━━━ TASK DATA ━━━
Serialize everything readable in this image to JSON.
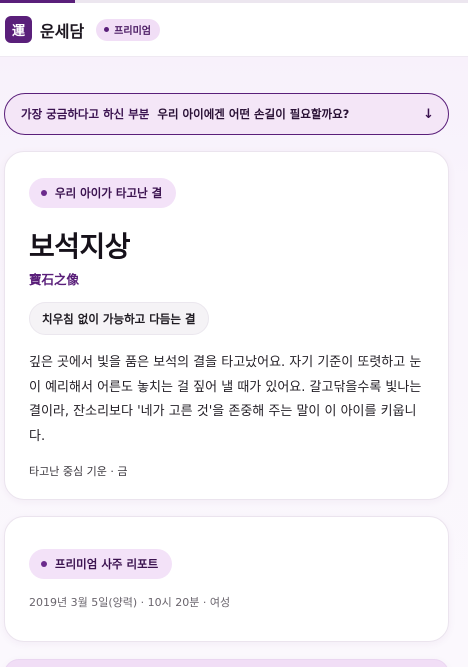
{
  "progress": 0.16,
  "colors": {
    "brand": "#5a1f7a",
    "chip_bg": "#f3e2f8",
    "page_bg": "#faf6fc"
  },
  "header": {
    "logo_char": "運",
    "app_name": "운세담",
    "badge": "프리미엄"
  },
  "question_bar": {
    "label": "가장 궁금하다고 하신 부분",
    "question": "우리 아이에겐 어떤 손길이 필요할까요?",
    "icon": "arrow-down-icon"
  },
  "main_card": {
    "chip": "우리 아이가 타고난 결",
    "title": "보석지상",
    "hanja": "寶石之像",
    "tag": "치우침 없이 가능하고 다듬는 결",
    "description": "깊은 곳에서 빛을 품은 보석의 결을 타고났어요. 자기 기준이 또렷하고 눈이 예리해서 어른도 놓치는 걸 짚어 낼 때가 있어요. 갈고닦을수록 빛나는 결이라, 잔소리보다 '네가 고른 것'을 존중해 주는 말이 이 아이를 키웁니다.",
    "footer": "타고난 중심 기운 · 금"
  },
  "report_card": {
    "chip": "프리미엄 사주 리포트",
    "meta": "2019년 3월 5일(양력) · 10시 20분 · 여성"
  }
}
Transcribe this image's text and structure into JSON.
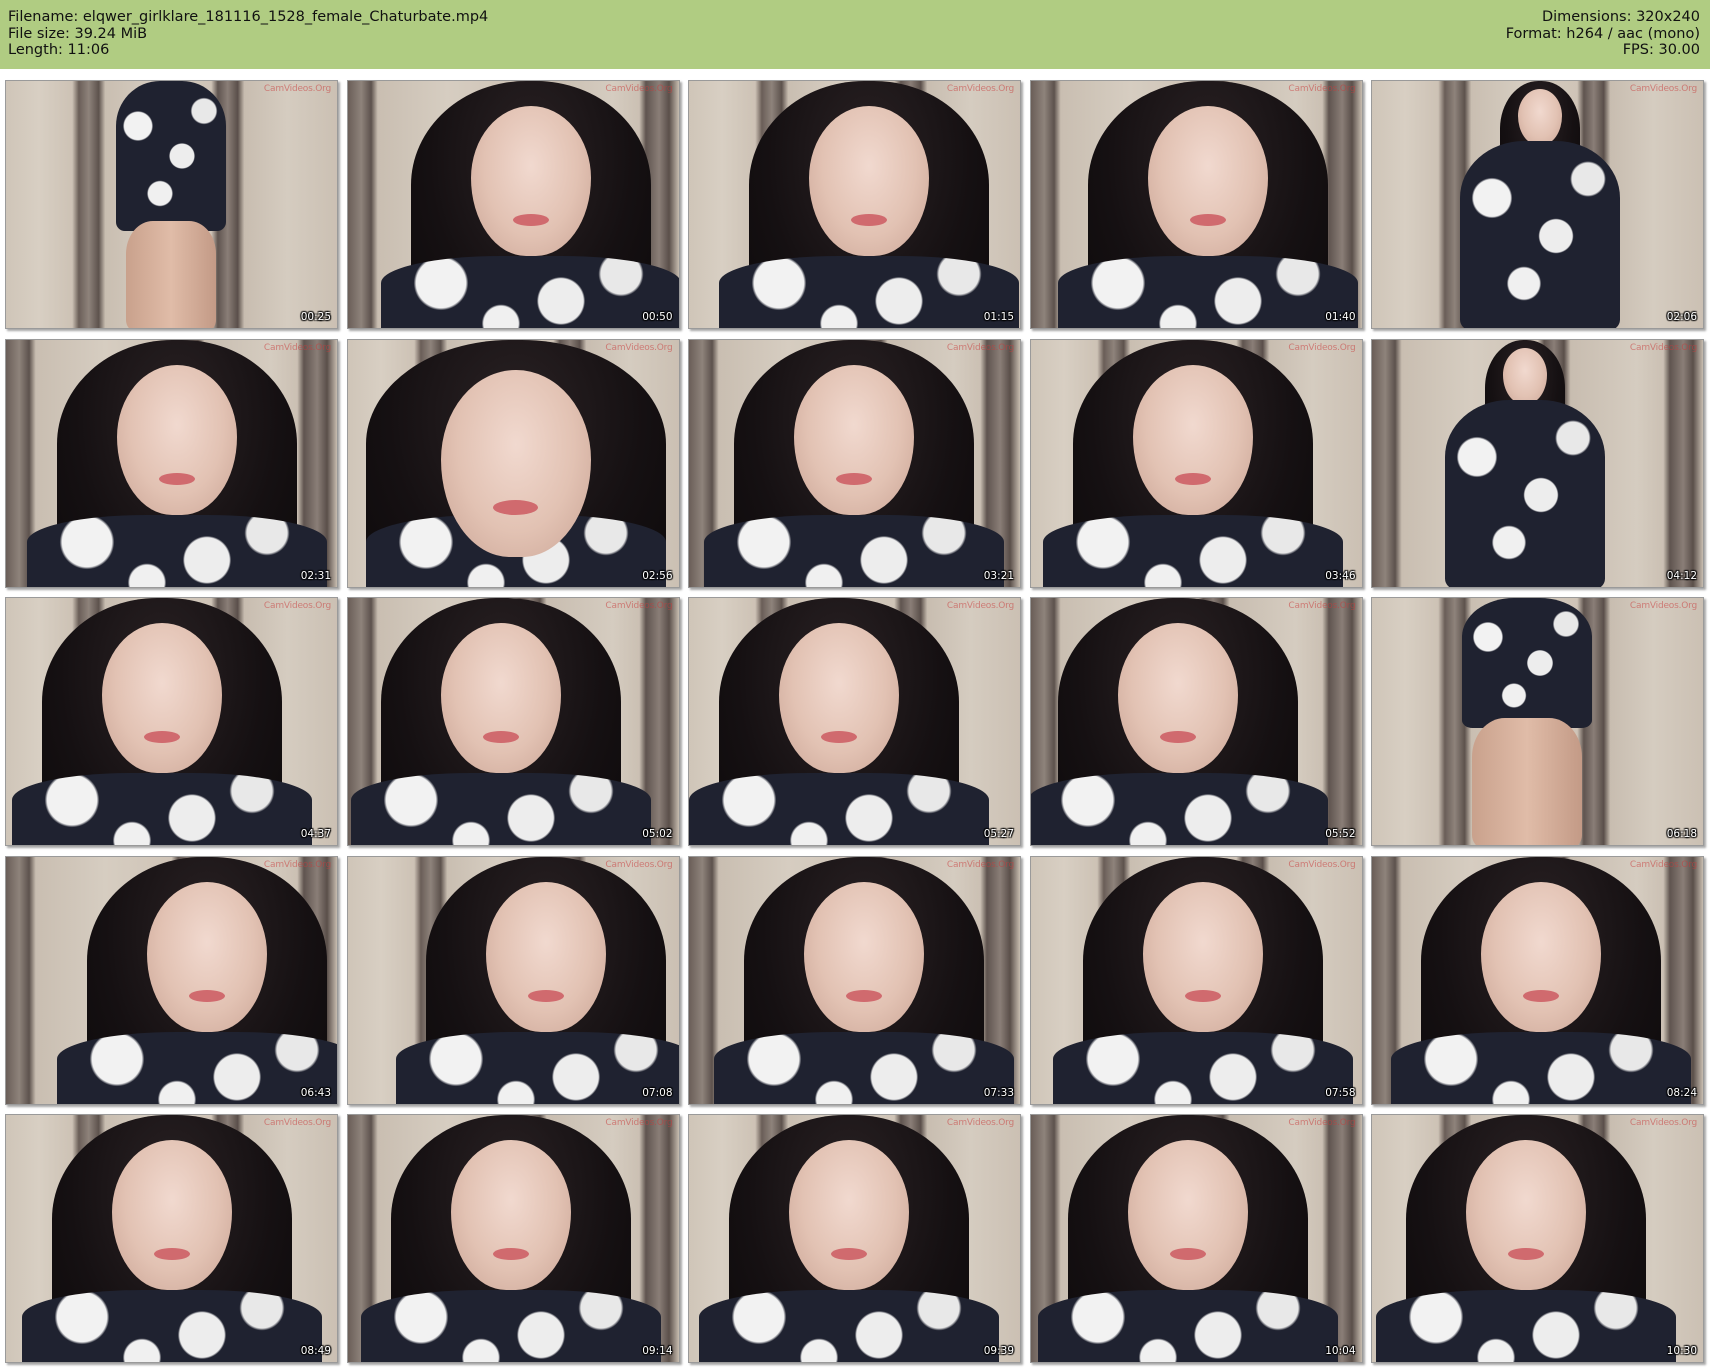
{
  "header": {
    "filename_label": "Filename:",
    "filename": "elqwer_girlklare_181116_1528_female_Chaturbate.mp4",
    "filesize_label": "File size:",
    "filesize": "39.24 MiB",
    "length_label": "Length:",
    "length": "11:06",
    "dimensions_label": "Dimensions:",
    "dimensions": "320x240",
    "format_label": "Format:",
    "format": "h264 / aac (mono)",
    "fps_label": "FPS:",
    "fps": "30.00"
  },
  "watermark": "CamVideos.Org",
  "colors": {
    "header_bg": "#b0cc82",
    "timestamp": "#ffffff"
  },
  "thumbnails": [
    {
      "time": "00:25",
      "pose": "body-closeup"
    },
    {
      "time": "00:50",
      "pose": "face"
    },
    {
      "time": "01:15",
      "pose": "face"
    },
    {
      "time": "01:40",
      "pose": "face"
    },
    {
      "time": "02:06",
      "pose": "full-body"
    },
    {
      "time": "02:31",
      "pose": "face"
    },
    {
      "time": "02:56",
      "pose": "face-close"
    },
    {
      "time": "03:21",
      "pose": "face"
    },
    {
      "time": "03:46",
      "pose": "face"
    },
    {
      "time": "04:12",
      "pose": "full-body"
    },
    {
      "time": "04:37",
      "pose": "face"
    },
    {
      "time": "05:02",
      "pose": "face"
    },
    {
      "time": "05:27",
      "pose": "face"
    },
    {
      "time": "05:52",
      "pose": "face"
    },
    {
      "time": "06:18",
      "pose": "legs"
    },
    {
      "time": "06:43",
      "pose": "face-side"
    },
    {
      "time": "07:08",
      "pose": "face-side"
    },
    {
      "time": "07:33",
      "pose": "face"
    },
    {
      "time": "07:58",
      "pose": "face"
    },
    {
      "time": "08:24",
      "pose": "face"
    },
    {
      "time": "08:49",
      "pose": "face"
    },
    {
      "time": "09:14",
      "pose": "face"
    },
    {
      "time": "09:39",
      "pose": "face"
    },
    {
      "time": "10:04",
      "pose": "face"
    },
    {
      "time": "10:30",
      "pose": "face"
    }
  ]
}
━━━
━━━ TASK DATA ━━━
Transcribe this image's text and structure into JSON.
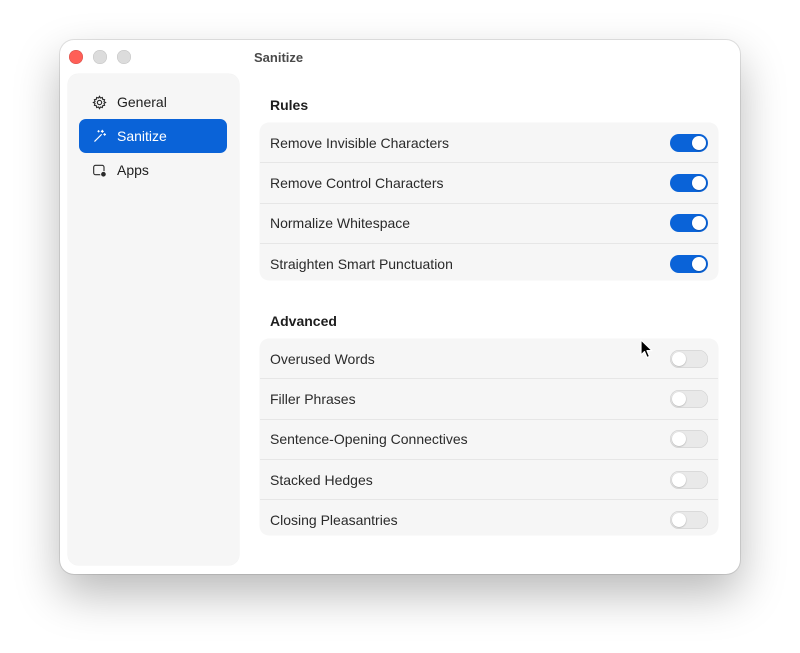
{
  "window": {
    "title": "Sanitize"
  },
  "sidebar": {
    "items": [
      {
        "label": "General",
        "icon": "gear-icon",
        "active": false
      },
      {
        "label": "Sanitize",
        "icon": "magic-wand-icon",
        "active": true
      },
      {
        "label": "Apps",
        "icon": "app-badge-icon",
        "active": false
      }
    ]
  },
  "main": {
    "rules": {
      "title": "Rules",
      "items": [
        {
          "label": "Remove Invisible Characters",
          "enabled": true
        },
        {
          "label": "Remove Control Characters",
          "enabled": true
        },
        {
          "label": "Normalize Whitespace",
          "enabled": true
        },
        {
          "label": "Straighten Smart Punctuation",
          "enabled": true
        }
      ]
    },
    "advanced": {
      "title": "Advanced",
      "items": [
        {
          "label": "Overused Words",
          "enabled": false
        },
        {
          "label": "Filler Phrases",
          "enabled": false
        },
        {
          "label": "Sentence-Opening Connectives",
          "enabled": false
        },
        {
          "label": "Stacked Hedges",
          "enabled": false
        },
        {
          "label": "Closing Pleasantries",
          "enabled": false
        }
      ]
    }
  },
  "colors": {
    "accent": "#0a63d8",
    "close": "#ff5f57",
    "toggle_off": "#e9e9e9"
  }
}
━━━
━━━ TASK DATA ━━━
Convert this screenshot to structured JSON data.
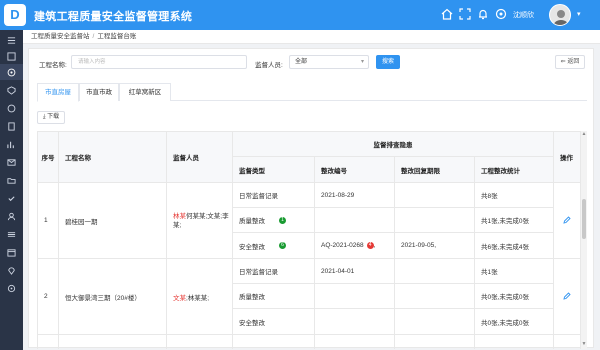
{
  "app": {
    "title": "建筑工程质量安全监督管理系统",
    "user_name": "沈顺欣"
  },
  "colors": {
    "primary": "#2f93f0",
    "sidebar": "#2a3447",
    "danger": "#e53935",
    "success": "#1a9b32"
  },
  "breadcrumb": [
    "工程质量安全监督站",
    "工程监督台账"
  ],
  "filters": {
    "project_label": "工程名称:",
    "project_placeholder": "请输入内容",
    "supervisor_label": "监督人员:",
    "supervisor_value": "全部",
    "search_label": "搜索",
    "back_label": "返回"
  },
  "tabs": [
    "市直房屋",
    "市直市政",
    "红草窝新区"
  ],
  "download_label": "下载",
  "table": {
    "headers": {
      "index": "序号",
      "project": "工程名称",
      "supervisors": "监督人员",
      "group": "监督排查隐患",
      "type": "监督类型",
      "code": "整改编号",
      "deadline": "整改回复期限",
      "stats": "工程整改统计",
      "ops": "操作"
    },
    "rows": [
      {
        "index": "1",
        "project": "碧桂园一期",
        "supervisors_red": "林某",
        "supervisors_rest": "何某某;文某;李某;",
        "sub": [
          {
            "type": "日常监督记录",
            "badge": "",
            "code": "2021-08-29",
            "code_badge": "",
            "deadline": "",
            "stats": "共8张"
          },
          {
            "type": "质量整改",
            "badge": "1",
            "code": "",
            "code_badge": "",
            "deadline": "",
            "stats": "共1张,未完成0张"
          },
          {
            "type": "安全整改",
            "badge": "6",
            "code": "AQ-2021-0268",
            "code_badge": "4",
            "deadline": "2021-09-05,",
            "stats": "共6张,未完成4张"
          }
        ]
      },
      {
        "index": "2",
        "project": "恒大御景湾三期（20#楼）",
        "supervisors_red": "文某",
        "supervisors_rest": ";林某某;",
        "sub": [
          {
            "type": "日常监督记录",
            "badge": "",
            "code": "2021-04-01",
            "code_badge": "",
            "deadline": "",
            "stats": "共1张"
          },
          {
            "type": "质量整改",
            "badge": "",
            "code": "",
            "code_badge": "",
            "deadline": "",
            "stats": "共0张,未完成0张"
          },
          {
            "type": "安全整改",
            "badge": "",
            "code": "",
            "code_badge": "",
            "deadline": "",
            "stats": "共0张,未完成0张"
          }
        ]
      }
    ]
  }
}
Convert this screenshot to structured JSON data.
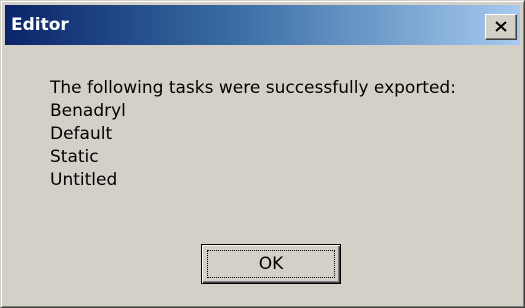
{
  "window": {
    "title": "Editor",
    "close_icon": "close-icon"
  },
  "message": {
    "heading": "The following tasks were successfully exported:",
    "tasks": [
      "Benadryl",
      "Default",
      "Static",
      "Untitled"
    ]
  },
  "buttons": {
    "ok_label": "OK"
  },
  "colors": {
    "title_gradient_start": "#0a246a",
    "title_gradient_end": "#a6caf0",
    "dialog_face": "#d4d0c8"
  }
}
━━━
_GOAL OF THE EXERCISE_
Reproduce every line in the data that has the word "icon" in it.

_FINAL ANSWER_
    "icon": "arrow-down-icon"
        "icon": "gear-icon",
        "icon": "magic-wand-icon",
        "icon": "app-badge-icon",
    "close_icon": "close-icon"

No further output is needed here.